What's left: 'The Devil Came on Horseback'

What's left: 'The Devil Came on Horseback'

Park City, Utah—

Even by the lacerating standards of recent Sundance docs Why We Fight and Iraq in Fragments, the nonfiction this year felt, well, real—alarmingly so. Indeed, after doing battle with films about U.S. policies on Iraq, Darfur, and global warming, this critic was nearly moved to rescind his American citizenship. Which is merely to say that Sundance, for all its "indie" fictions, remains a festival worth attending in good conscience, even amid a few bad movies.

Squandering its opening night slot, Brett Morgen's Chicago 10 invited Gen Next to party like it's 1968, the film's anachronistic (and condescending) use of rotoscope animation and Rage Against the Machine tracks amounting to Yippies for Dummies. Any Sundance doc can raise its middle finger to the Man; far less familiar in p.c. Park City is the American movie that aesthetically torches another country. Jason Kohn's richly deserving Grand Jury Prize-winner Manda Bala (Send a Bullet) approaches the topic of rampant corruption and violence in Brazil's São Paulo in the way an awestruck kid would fire off a gangsta rap video. Bulletproof cars! Kidnappings! Severed ears! And...cannibal frogs? Kohn, an Errol Morris protégé and bona fide visual genius, goes for mondo bizarro here—shooting São Paulo as if it were a sci-fi set, interspersing grotesque snippets of plastic-surgery procedures and real torture videos used by ransom-chasing thugs, and lubricating the mix with the sexiest Brazilian pop. Like the fest's beautifully bestial horse-screws-man movie Zoo, Manda Bala is a disturbingly stunning doc whose flamboyant expressionism feels somehow truer to its subject than vérité.

Only Enemies of Happiness—another well-deserved jury prize-winner—drew greater exhilaration out of despair; its portrait of Malalai Joya, the young woman elected in 2005 to Afghanistan's parliament, carries the magic uplift of classic Hollywood and the considerable bonus of authenticity. Other war-zone docs allowed far less room for hope. The Israeli Hot House interviews imprisoned Palestinians who have inevitably become martyrs to their cause and shows how "success" in the Israeli-Palestinian conflict only stands to bring more failure. And Charles Ferguson's masterfully edited No End in Sight turns the well-known details of our monstrously bungled Iraq war into an enraging, apocalyptic litany of fuckups.

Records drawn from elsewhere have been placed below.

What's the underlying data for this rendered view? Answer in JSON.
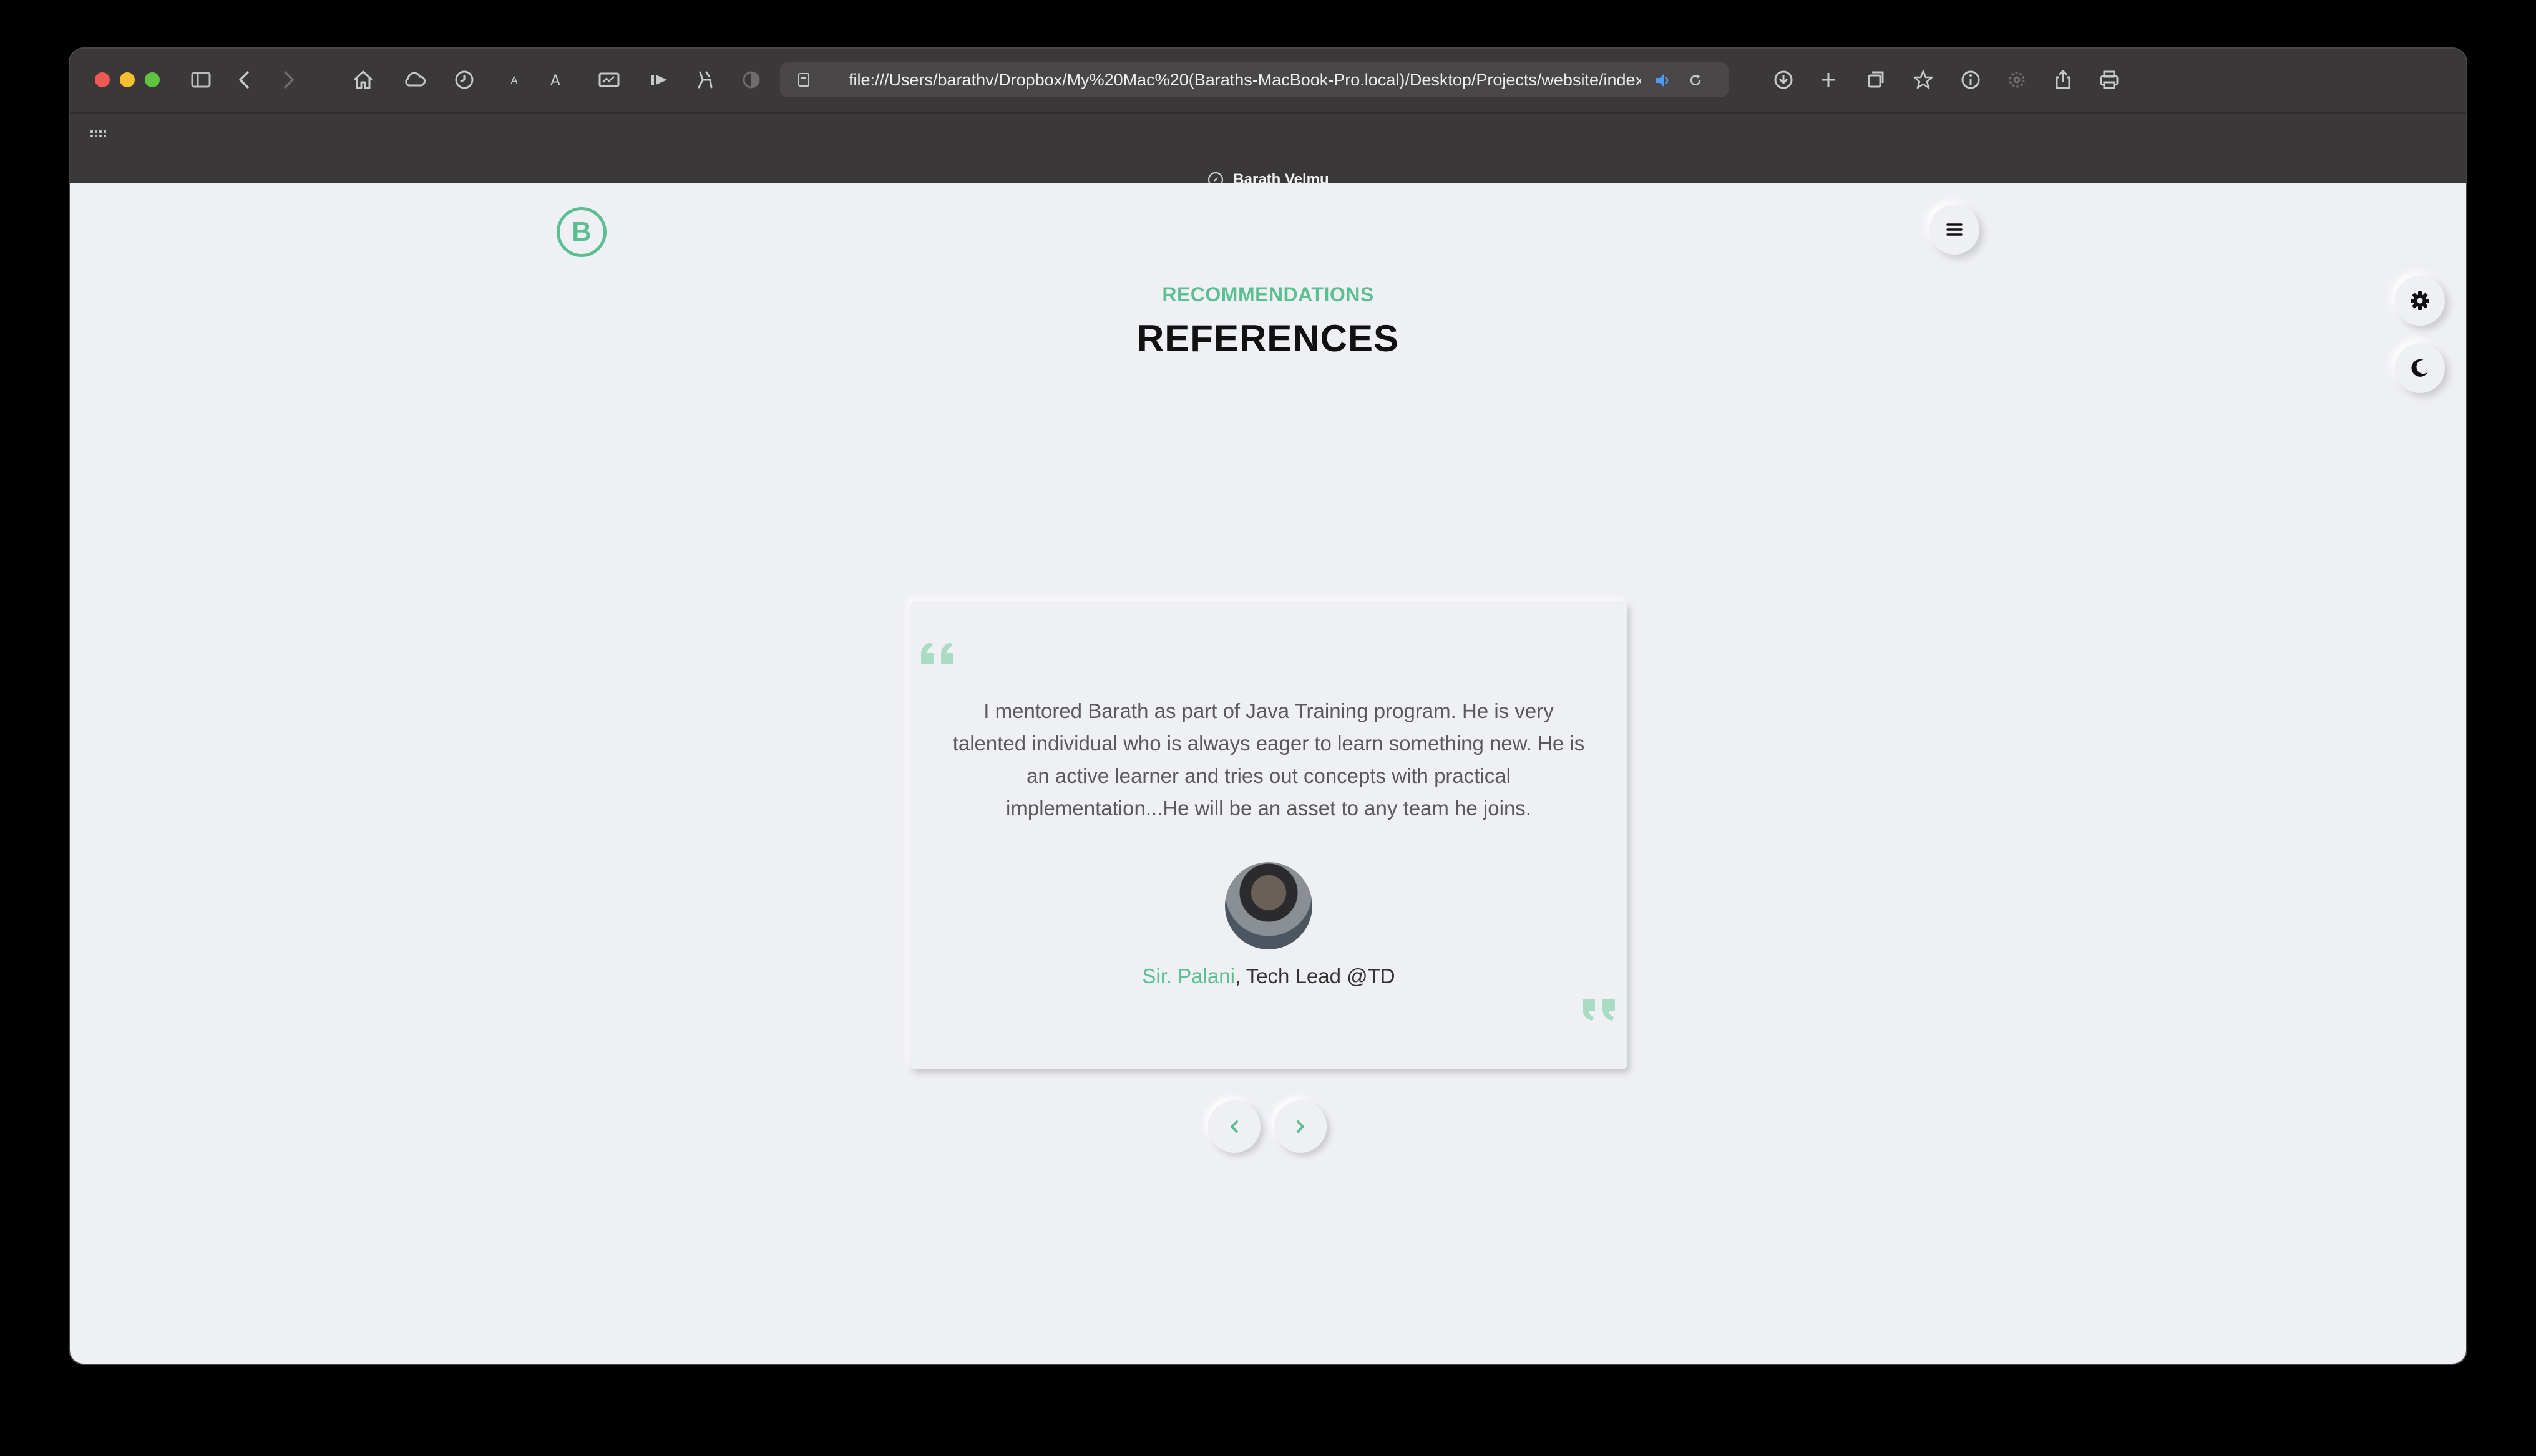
{
  "browser": {
    "url": "file:///Users/barathv/Dropbox/My%20Mac%20(Baraths-MacBook-Pro.local)/Desktop/Projects/website/index.htm",
    "tab_title": "Barath Velmu"
  },
  "page": {
    "logo_letter": "B",
    "section_subtitle": "RECOMMENDATIONS",
    "section_title": "REFERENCES",
    "testimonial": {
      "text": "I mentored Barath as part of Java Training program. He is very talented individual who is always eager to learn something new. He is an active learner and tries out concepts with practical implementation...He will be an asset to any team he joins.",
      "author_name": "Sir. Palani",
      "author_role": ", Tech Lead @TD"
    }
  },
  "colors": {
    "accent": "#5cbf92",
    "background": "#eff0f3",
    "chrome": "#3b3839"
  }
}
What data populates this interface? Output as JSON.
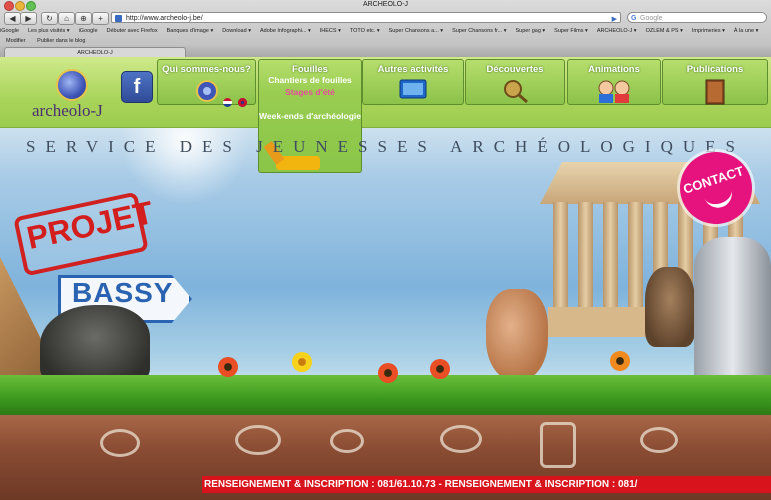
{
  "browser": {
    "window_title": "ARCHEOLO-J",
    "url": "http://www.archeolo-j.be/",
    "search_placeholder": "Google",
    "search_logo": "G",
    "bookmarks": [
      "iGoogle",
      "Les plus visités ▾",
      "iGoogle",
      "Débuter avec Firefox",
      "Banques d'image ▾",
      "Download ▾",
      "Adobe Infographi... ▾",
      "IHECS ▾",
      "TOTO etc. ▾",
      "Super Chansons a... ▾",
      "Super Chansons fr... ▾",
      "Super gag ▾",
      "Super Films ▾",
      "ARCHEOLO-J ▾",
      "OZLEM & PS ▾",
      "Imprimeries ▾",
      "À la une ▾"
    ],
    "toolbar_items": [
      "Modifier",
      "Publier dans le blog"
    ],
    "tab_title": "ARCHEOLO-J",
    "nav": {
      "back": "◀",
      "forward": "▶",
      "reload": "↻",
      "home": "⌂",
      "rss": "⊕",
      "add": "+",
      "go": "▶"
    }
  },
  "site": {
    "logo_text": "archeolo-J",
    "facebook_label": "f",
    "menu": [
      {
        "label": "Qui sommes-nous?",
        "icon": "globe-logo-icon"
      },
      {
        "label": "Fouilles",
        "icon": "excavator-icon",
        "sub": [
          "Chantiers de fouilles",
          "Stages d'été",
          "Week-ends d'archéologie"
        ]
      },
      {
        "label": "Autres activités",
        "icon": "monitor-icon"
      },
      {
        "label": "Découvertes",
        "icon": "magnifier-icon"
      },
      {
        "label": "Animations",
        "icon": "characters-icon"
      },
      {
        "label": "Publications",
        "icon": "book-icon"
      }
    ],
    "service_banner": "SERVICE DES JEUNESSES ARCHÉOLOGIQUES",
    "projet_stamp": "PROJET",
    "sign_text": "BASSY",
    "contact_label": "CONTACT",
    "ticker": "RENSEIGNEMENT & INSCRIPTION : 081/61.10.73 - RENSEIGNEMENT & INSCRIPTION : 081/",
    "colors": {
      "header_green": "#9ccc4f",
      "pink": "#e6127d",
      "red": "#d9131b",
      "blue_sign": "#2a63b1"
    }
  }
}
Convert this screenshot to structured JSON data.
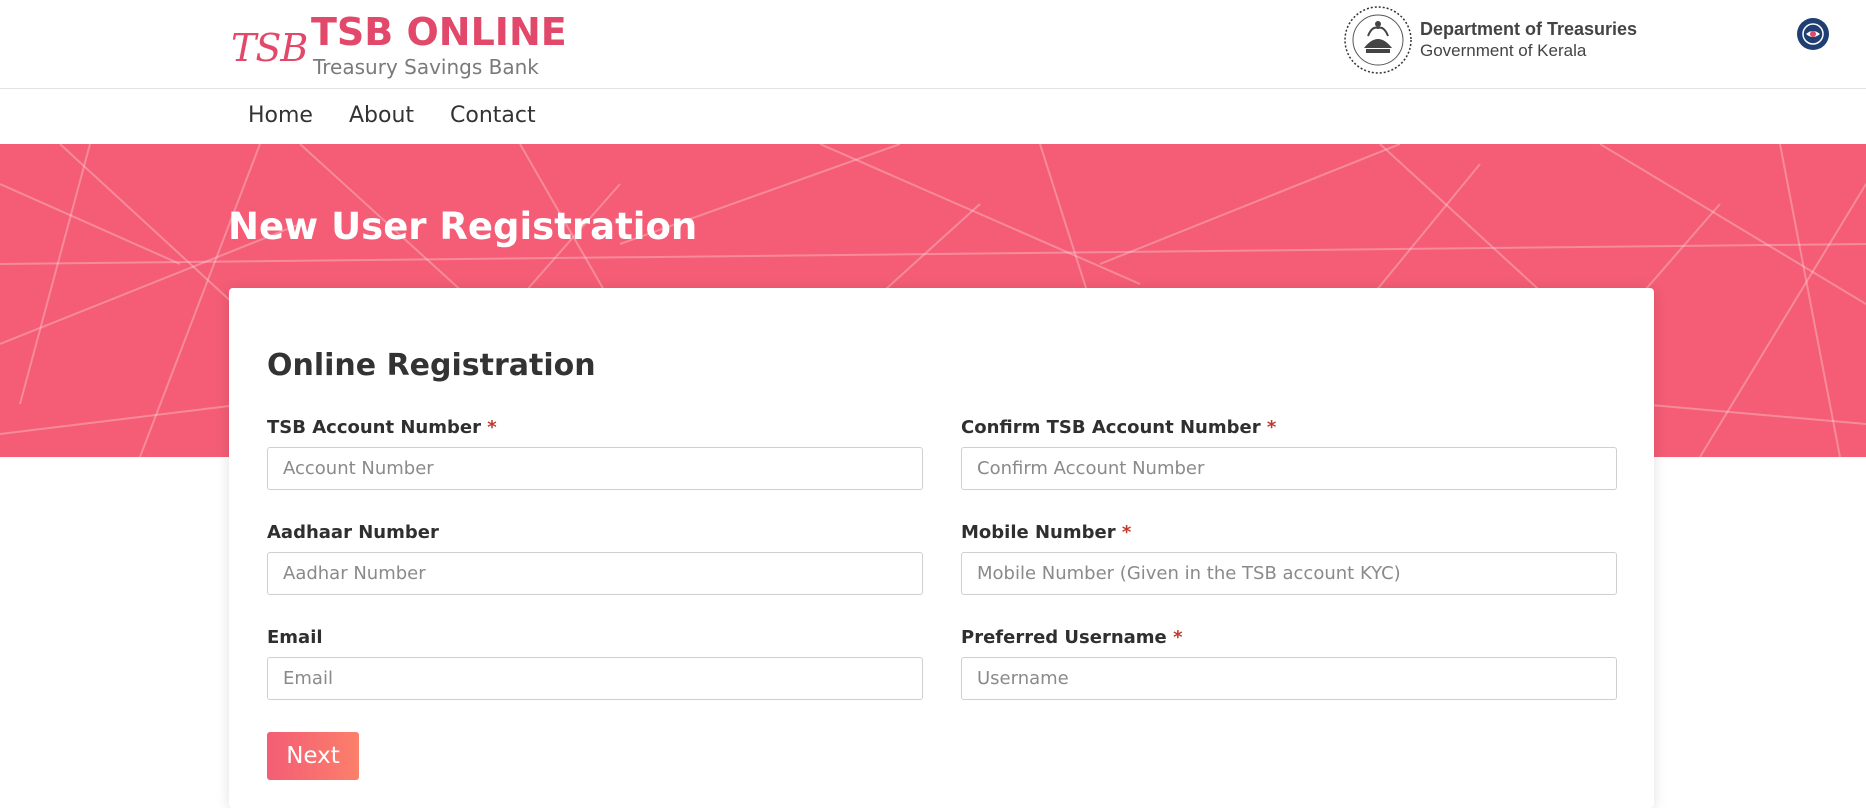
{
  "header": {
    "brand_script": "TSB",
    "brand_title": "TSB ONLINE",
    "brand_subtitle": "Treasury Savings Bank",
    "dept_title": "Department of Treasuries",
    "dept_subtitle": "Government of Kerala",
    "emblem_icon": "kerala-emblem-icon",
    "accessibility_icon": "eye-icon"
  },
  "nav": {
    "items": [
      {
        "label": "Home"
      },
      {
        "label": "About"
      },
      {
        "label": "Contact"
      }
    ]
  },
  "hero": {
    "title": "New User Registration"
  },
  "form": {
    "title": "Online Registration",
    "required_mark": "*",
    "fields": {
      "account_number": {
        "label": "TSB Account Number",
        "placeholder": "Account Number",
        "value": ""
      },
      "confirm_account_number": {
        "label": "Confirm TSB Account Number",
        "placeholder": "Confirm Account Number",
        "value": ""
      },
      "aadhaar_number": {
        "label": "Aadhaar Number",
        "placeholder": "Aadhar Number",
        "value": ""
      },
      "mobile_number": {
        "label": "Mobile Number",
        "placeholder": "Mobile Number (Given in the TSB account KYC)",
        "value": ""
      },
      "email": {
        "label": "Email",
        "placeholder": "Email",
        "value": ""
      },
      "username": {
        "label": "Preferred Username",
        "placeholder": "Username",
        "value": ""
      }
    },
    "next_label": "Next"
  },
  "colors": {
    "brand_pink": "#e2486a",
    "hero_bg": "#f45d75",
    "button_gradient_end": "#fb7f6a",
    "required_red": "#c0392b",
    "accessibility_blue": "#1f3f73"
  }
}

Whether any movie can make a difference at one of the lowest points in human history seemed a recurring question. A panel discussion called "The Times, Did They A-Change?" (couldn't they have at least changed the title?) concluded only that, in a global market, the antiquated "counterculture" might sell better as a multinational concept. The movies, to their credit, held even less faith in their own power. The young American whistleblower of the devastating Darfur doc The Devil Came on Horseback learns the hard way that practically no one is listening even (or especially) when the message has to do with genocide, while the anti-apathy film Everything's Cool messily wonders whether the climate can withstand activist infighting—and how to capitalize on An Inconvenient Truth.

If a single screen can't hold the world's countless horrors, documentary rabble-rouser Travis Wilkerson (An Injury to One) did well to employ five, plus a folk-rock band, for his latest work, Soapbox Agitation #1: Proving Ground, a multimedia rumination on Lenin, Brecht, imperialism, anti-capitalism, and war that invigorated tiny crowds at the fest's New Frontier sidebar. Bracingly resistant to the festival's marketing/distribution model, Wilkerson ("Slave labor and theft are the foundations of American power!") says he may never again perform the show—a sadly suitable outcome for one of the only Sundance products that wasn't for sale.